Hoke Smith, who was not charged in the case, testified as a prosecution witness that he and Jim Smith conspired to entice foreign investments in Capitalcorp Financial Inc. by creating phony business records.
Those records were accounts receivable and purchase orders of Floral Foam Inc., Hoke Smith’s foam products manufacturer.
Jim Smith’s Capitalcorp provided Floral Foam with operating funds by buying its accounts receivable. Capitalcorp then charged Floral Foam interest on the outstanding balance and collected money from firms that bought products from Floral Foam.
As a factoring firm, Capitalcorp had similar relationships with several other companies in Texas and Arkansas, but Floral Foam was its largest customer.
Hoke Smith testified that he and his brother falsely inflated Floral Foam’s receivables and purchase orders to make the company appear more successful. And investors in Capitalcorp relied on Jim Smith’s word that Floral Foam’s accounts were valuable, both brothers testified.
But Jim Smith denied all of his brother’s allegations of criminal activity.
“I believed those receivables were good,” Jim Smith said.
Jim Smith testified that $750,000 in payments from Floral Foam to accounts controlled by him and his ex-wife in 1991 and 1992 were simply repayment of loans they had granted to his brother’s firm.
“I had nothing to do with it,” Jim Smith told jurors. “He [Hoke Smith] lied. ” Hoke Smith was not in the courtroom Wednesday and could not be reached for comment after the verdict.
“I trusted my brother explicitly,” Jim Smith testified earlier this week. “I thought he always told me the truth. I never really doubted him.
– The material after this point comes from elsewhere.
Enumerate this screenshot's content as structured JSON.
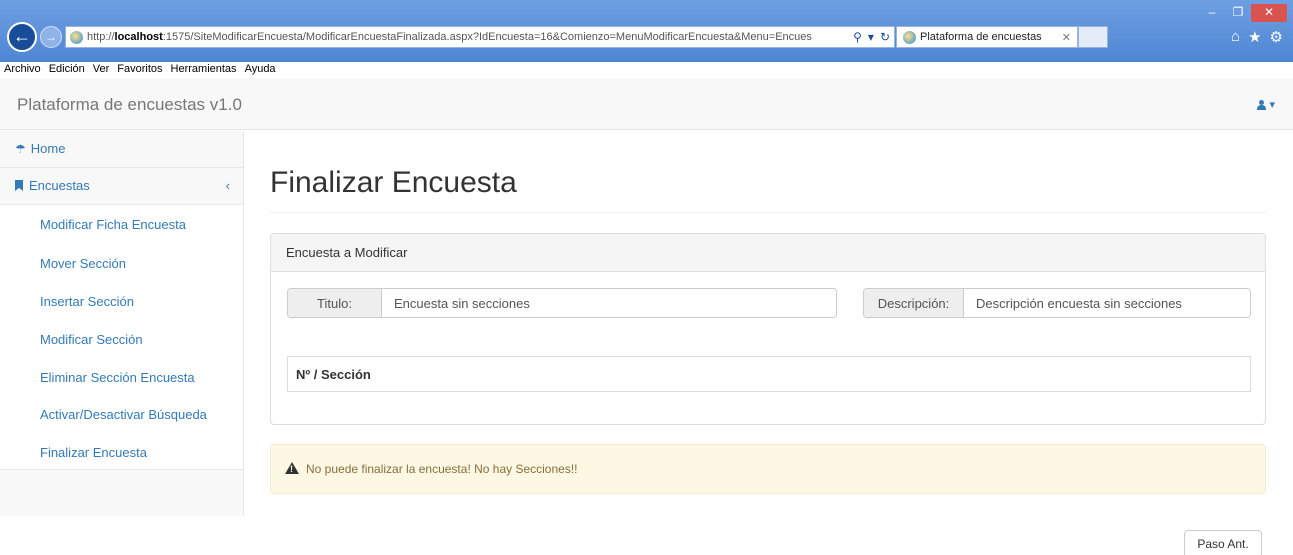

“The reality is that I was lied to,” Jim Smith said, referring to his brother. “I found that he had scammed me out of $150,000. ” Jim Smith added that his three children lost more than $270,000 in trust funds that were invested in Floral Foam.
“This family got left holding the bag,” Mr. Broden told jurors before they began their deliberations.
Both Floral Foam and Capitalcorp collapsed after Jim Smith was forced out of his factoring firm in late 1992.
But Capitalcorp continued to factor Floral Foam’s business in early 1993, Mr. Broden noted, adding his belief that Hoke Smith was responsible for the downfall of both firms.
“This is a man who let his own nieces and nephews put money in a company that he knew was failing,” Mr. Broden told the jury.
“Justice was done,” Mr. Broden said after the verdict. “I think they saw through Hoke Smith. “